Since the pictures are not wanted, reproduce only the rest of the records, exactly as given.

————————

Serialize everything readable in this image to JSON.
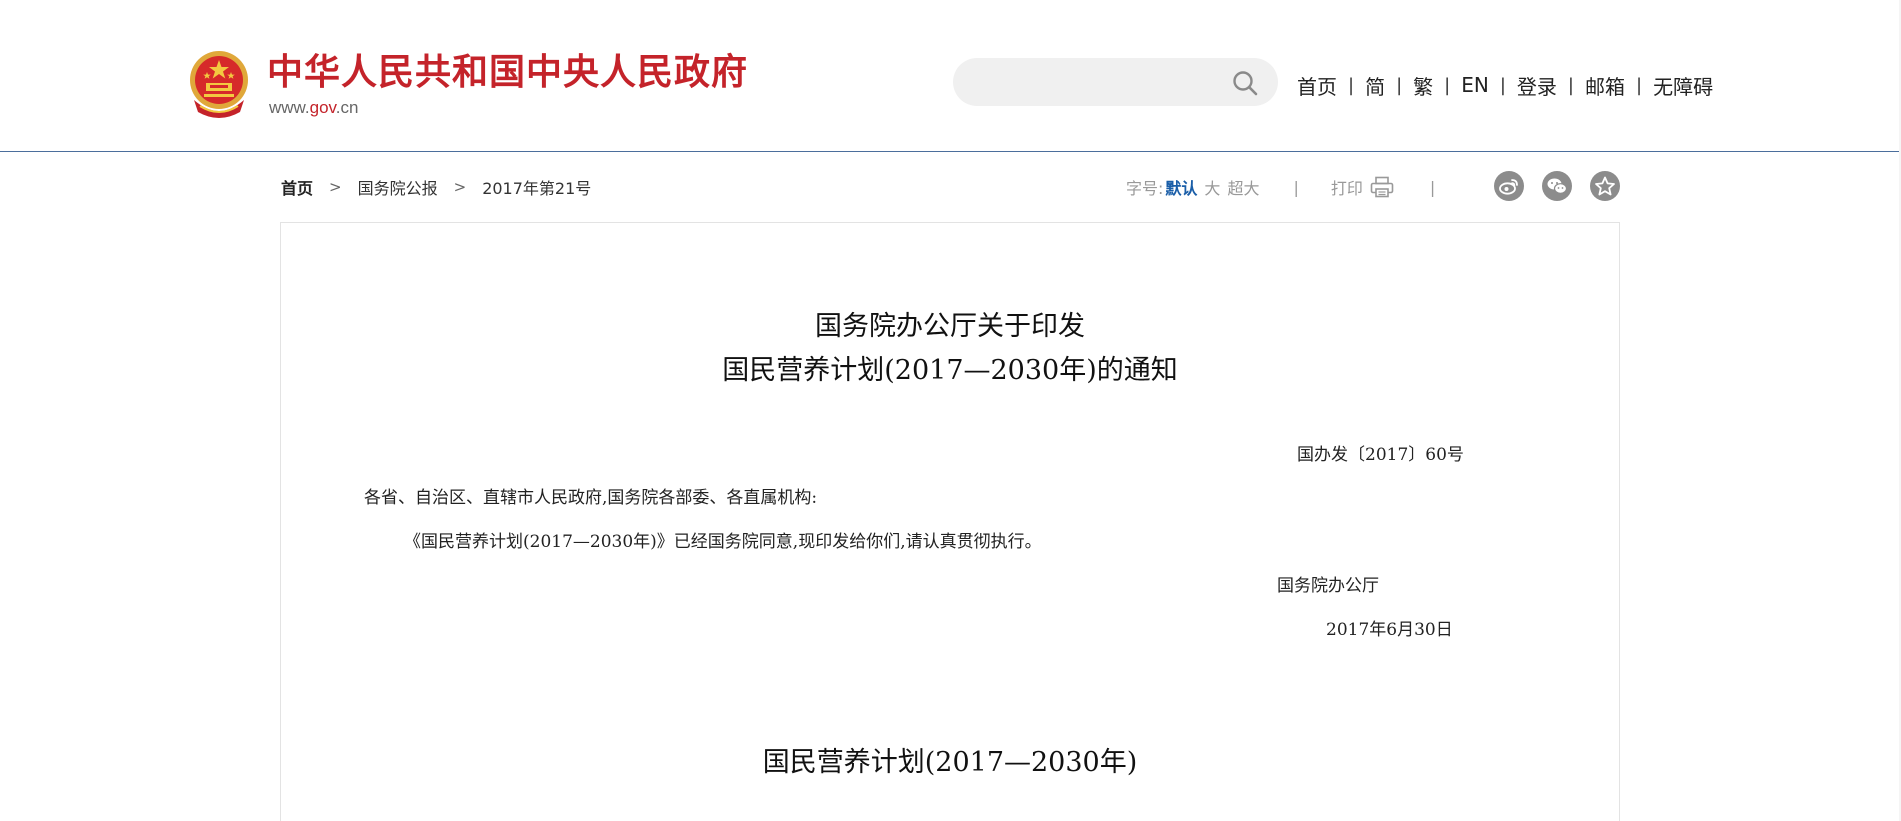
{
  "header": {
    "site_title": "中华人民共和国中央人民政府",
    "site_domain_prefix": "www.",
    "site_domain_brand": "gov",
    "site_domain_suffix": ".cn",
    "search": {
      "value": "",
      "placeholder": ""
    },
    "nav": [
      {
        "label": "首页"
      },
      {
        "label": "简"
      },
      {
        "label": "繁"
      },
      {
        "label": "EN"
      },
      {
        "label": "登录"
      },
      {
        "label": "邮箱"
      },
      {
        "label": "无障碍"
      }
    ],
    "nav_separator": "|"
  },
  "breadcrumb": {
    "items": [
      "首页",
      "国务院公报",
      "2017年第21号"
    ],
    "separator": ">"
  },
  "toolbar": {
    "font_size_label": "字号:",
    "font_size_options": [
      "默认",
      "大",
      "超大"
    ],
    "font_size_selected": "默认",
    "divider": "|",
    "print_label": "打印",
    "share": [
      "weibo-icon",
      "wechat-icon",
      "favorite-icon"
    ]
  },
  "article": {
    "title_line1": "国务院办公厅关于印发",
    "title_line2": "国民营养计划(2017—2030年)的通知",
    "doc_number": "国办发〔2017〕60号",
    "addressee": "各省、自治区、直辖市人民政府,国务院各部委、各直属机构:",
    "body": "《国民营养计划(2017—2030年)》已经国务院同意,现印发给你们,请认真贯彻执行。",
    "issuer": "国务院办公厅",
    "date": "2017年6月30日",
    "plan_title": "国民营养计划(2017—2030年)"
  },
  "colors": {
    "brand_red": "#c4232a",
    "header_rule": "#4b6e9c",
    "active_link": "#1a5ea8",
    "share_grey": "#8c8c8c"
  }
}
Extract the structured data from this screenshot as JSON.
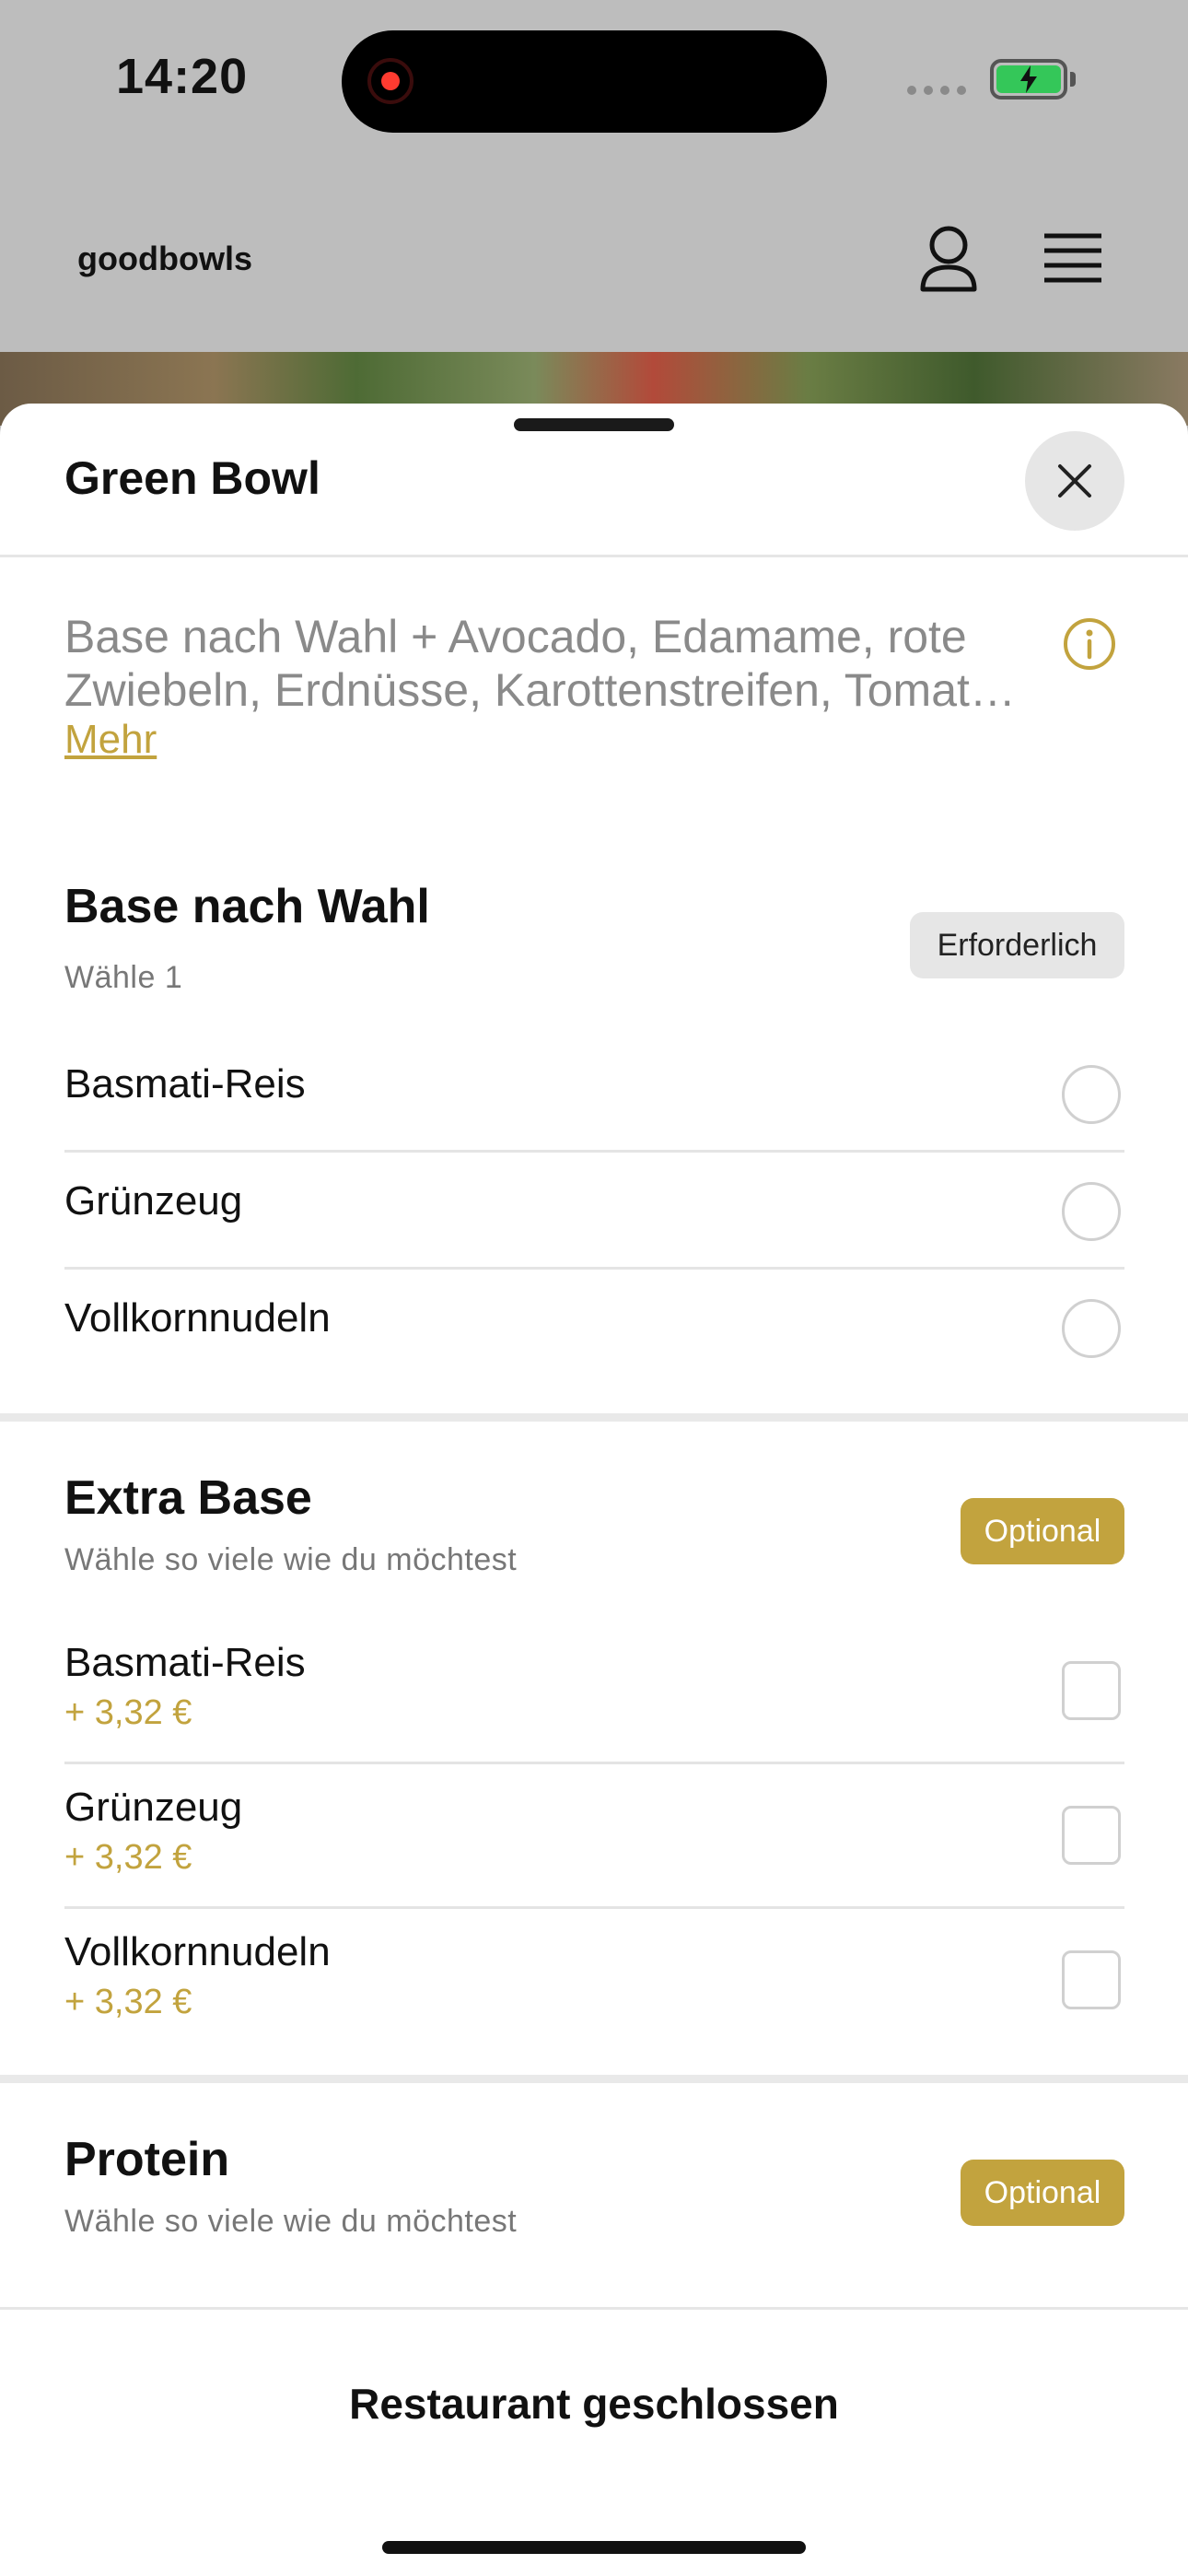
{
  "status_bar": {
    "time": "14:20"
  },
  "header": {
    "brand": "goodbowls"
  },
  "sheet": {
    "title": "Green Bowl",
    "description_line1": "Base nach Wahl + Avocado, Edamame, rote",
    "description_line2": "Zwiebeln, Erdnüsse, Karottenstreifen, Tomat…",
    "more_link": "Mehr"
  },
  "sections": [
    {
      "title": "Base nach Wahl",
      "subtitle": "Wähle 1",
      "badge": "Erforderlich",
      "options": [
        {
          "label": "Basmati-Reis"
        },
        {
          "label": "Grünzeug"
        },
        {
          "label": "Vollkornnudeln"
        }
      ]
    },
    {
      "title": "Extra Base",
      "subtitle": "Wähle so viele wie du möchtest",
      "badge": "Optional",
      "options": [
        {
          "label": "Basmati-Reis",
          "price": "+ 3,32 €"
        },
        {
          "label": "Grünzeug",
          "price": "+ 3,32 €"
        },
        {
          "label": "Vollkornnudeln",
          "price": "+ 3,32 €"
        }
      ]
    },
    {
      "title": "Protein",
      "subtitle": "Wähle so viele wie du möchtest",
      "badge": "Optional"
    }
  ],
  "footer": {
    "status": "Restaurant geschlossen"
  },
  "colors": {
    "accent": "#c2a33e",
    "battery": "#34c759",
    "recording": "#ff3b30"
  },
  "icons": [
    "record-icon",
    "signal-icon",
    "battery-icon",
    "user-icon",
    "menu-icon",
    "close-icon",
    "info-icon"
  ]
}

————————

■ **COMPLETED TASK**:
Serialize everything readable in this image to JSON.
{
  "header": {
    "site_title": "中华人民共和国中央人民政府",
    "site_domain_prefix": "www.",
    "site_domain_brand": "gov",
    "site_domain_suffix": ".cn",
    "search": {
      "value": "",
      "placeholder": ""
    },
    "nav": [
      {
        "label": "首页"
      },
      {
        "label": "简"
      },
      {
        "label": "繁"
      },
      {
        "label": "EN"
      },
      {
        "label": "登录"
      },
      {
        "label": "邮箱"
      },
      {
        "label": "无障碍"
      }
    ],
    "nav_separator": "|"
  },
  "breadcrumb": {
    "items": [
      "首页",
      "国务院公报",
      "2017年第21号"
    ],
    "separator": ">"
  },
  "toolbar": {
    "font_size_label": "字号:",
    "font_size_options": [
      "默认",
      "大",
      "超大"
    ],
    "font_size_selected": "默认",
    "divider": "|",
    "print_label": "打印",
    "share": [
      "weibo-icon",
      "wechat-icon",
      "favorite-icon"
    ]
  },
  "article": {
    "title_line1": "国务院办公厅关于印发",
    "title_line2": "国民营养计划(2017—2030年)的通知",
    "doc_number": "国办发〔2017〕60号",
    "addressee": "各省、自治区、直辖市人民政府,国务院各部委、各直属机构:",
    "body": "《国民营养计划(2017—2030年)》已经国务院同意,现印发给你们,请认真贯彻执行。",
    "issuer": "国务院办公厅",
    "date": "2017年6月30日",
    "plan_title": "国民营养计划(2017—2030年)"
  },
  "colors": {
    "brand_red": "#c4232a",
    "header_rule": "#4b6e9c",
    "active_link": "#1a5ea8",
    "share_grey": "#8c8c8c"
  }
}
Extract the structured data from this screenshot as JSON.
{
  "status_bar": {
    "time": "14:20"
  },
  "header": {
    "brand": "goodbowls"
  },
  "sheet": {
    "title": "Green Bowl",
    "description_line1": "Base nach Wahl + Avocado, Edamame, rote",
    "description_line2": "Zwiebeln, Erdnüsse, Karottenstreifen, Tomat…",
    "more_link": "Mehr"
  },
  "sections": [
    {
      "title": "Base nach Wahl",
      "subtitle": "Wähle 1",
      "badge": "Erforderlich",
      "options": [
        {
          "label": "Basmati-Reis"
        },
        {
          "label": "Grünzeug"
        },
        {
          "label": "Vollkornnudeln"
        }
      ]
    },
    {
      "title": "Extra Base",
      "subtitle": "Wähle so viele wie du möchtest",
      "badge": "Optional",
      "options": [
        {
          "label": "Basmati-Reis",
          "price": "+ 3,32 €"
        },
        {
          "label": "Grünzeug",
          "price": "+ 3,32 €"
        },
        {
          "label": "Vollkornnudeln",
          "price": "+ 3,32 €"
        }
      ]
    },
    {
      "title": "Protein",
      "subtitle": "Wähle so viele wie du möchtest",
      "badge": "Optional"
    }
  ],
  "footer": {
    "status": "Restaurant geschlossen"
  },
  "colors": {
    "accent": "#c2a33e",
    "battery": "#34c759",
    "recording": "#ff3b30"
  },
  "icons": [
    "record-icon",
    "signal-icon",
    "battery-icon",
    "user-icon",
    "menu-icon",
    "close-icon",
    "info-icon"
  ]
}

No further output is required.